687-2092 ^
Individual psychotherapy for the
many difficult problems of
.adolescent growth and development.
Dr. A. Pecoraro Jr., Director
Board Certified Diplomntc
127 South Euclid Avenue
Westfield, New Jersey 07090
(201) 233-7333
By Appointment
O Chtck EncloMd
D Bill mi
P l u i * Allow 2 W n k i lor Delivery
143 Elmer Street
If you ctn'l he heljuil by chiiopricllc mrlhodi,
»< will rccommtnil Uir txil hind of doctor for
Union County Psychotherapy Inc.
Dennis Brooks, M.S.W.; A.C.S.W.
Collegiate MO00
Q: Is ii necessary IO have 20/20 vision lo be a good athlete?
A: 20/20 vision only mean* that you can see an object clearly from a distance of 20 feet. A
good athlete needs many oihcr visual skills as well, including clear near vision, depth perception, speed of recognition (how fail the visual image it processed by lite brain), quick visual,
reaction lime, and good peripheral {side) vjslon.
A recent study of athletes and spom officials has st'own ihat many athletes whose distance
vision is clear are deficient in ihe other visual sfcills- However, many oF these skills can be
developed. Some outstanding athletes have done to!
Q: Will wearing glassc interfere with playing baseball and tennis?
A: If you see clearly with your glasses and are comfortable with them, they sliould not inhibit
your sports activities. Uui, a> a safely precaution, make sure lhat ilie lenses arc either scratchresistant plastic or impaci-rcsisianifcilass,in case you accidentally gci Fiji in (he eye by a stiay
ball. Many adilcici prefer wearing contact lenses. They don't steam up in hoi weather, slip
down your nose, or feel heavy.
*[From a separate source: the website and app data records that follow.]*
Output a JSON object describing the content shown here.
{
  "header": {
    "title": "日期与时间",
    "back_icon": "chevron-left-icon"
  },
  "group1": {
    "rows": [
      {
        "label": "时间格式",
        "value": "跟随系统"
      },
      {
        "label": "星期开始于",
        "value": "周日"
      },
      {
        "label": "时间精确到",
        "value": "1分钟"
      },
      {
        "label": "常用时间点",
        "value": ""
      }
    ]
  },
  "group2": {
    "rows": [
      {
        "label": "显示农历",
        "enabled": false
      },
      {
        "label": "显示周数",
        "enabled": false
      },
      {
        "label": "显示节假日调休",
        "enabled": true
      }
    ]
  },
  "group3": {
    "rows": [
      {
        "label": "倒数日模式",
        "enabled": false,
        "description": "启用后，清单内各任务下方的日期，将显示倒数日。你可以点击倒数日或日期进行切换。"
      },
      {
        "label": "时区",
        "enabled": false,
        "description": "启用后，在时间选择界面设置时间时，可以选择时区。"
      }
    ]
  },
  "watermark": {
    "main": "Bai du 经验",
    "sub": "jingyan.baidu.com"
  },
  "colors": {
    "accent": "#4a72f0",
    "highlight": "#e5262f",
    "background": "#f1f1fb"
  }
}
Coniaci'lcnses often provide even dearer vision ihan eyeglasses,
and since there is no frame, ilicrc is naihing to interfere with peripheral (side) vision. Consider
one of ihe new types of sporii goggles for cutra proiei:imn if you wear cumacisor no glasses at
Preunltd i t a service lo tht communHj by Dr. Berntrd Fildmin, 0.0., FAA.0.
226 North Ave. f Westfield, N.J. 07090